## [Problem]
Please filter the entries and return only the lines that include "selected".

## [Exercise material]
☆ ☆ ☆

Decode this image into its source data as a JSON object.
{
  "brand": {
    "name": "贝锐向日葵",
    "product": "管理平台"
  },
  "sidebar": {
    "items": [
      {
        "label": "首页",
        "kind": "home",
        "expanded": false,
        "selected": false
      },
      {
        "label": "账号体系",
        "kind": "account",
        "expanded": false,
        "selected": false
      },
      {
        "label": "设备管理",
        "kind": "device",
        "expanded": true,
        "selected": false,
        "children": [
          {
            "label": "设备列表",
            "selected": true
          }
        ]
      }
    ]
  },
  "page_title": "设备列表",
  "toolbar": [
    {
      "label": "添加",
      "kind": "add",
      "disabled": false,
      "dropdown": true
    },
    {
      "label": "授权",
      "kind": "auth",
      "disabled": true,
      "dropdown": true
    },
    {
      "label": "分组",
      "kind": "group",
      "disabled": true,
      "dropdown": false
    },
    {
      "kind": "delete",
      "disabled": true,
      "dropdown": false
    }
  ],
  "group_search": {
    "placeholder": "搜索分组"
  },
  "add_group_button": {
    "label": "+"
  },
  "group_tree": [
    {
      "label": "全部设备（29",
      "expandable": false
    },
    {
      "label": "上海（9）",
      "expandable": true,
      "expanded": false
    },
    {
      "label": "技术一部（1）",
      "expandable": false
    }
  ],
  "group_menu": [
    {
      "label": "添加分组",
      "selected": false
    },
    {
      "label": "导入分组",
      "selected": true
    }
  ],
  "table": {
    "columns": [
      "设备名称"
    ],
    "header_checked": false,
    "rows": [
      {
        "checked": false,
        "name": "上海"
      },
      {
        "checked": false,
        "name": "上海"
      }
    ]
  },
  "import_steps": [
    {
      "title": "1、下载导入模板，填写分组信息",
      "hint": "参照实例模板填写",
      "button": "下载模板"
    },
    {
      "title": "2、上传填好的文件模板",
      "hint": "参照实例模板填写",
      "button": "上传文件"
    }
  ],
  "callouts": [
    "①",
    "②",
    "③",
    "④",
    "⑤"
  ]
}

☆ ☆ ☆

## [Response area]
        "selected": false
        "selected": false
        "selected": false,
            "selected": true
      "selected": false
      "selected": true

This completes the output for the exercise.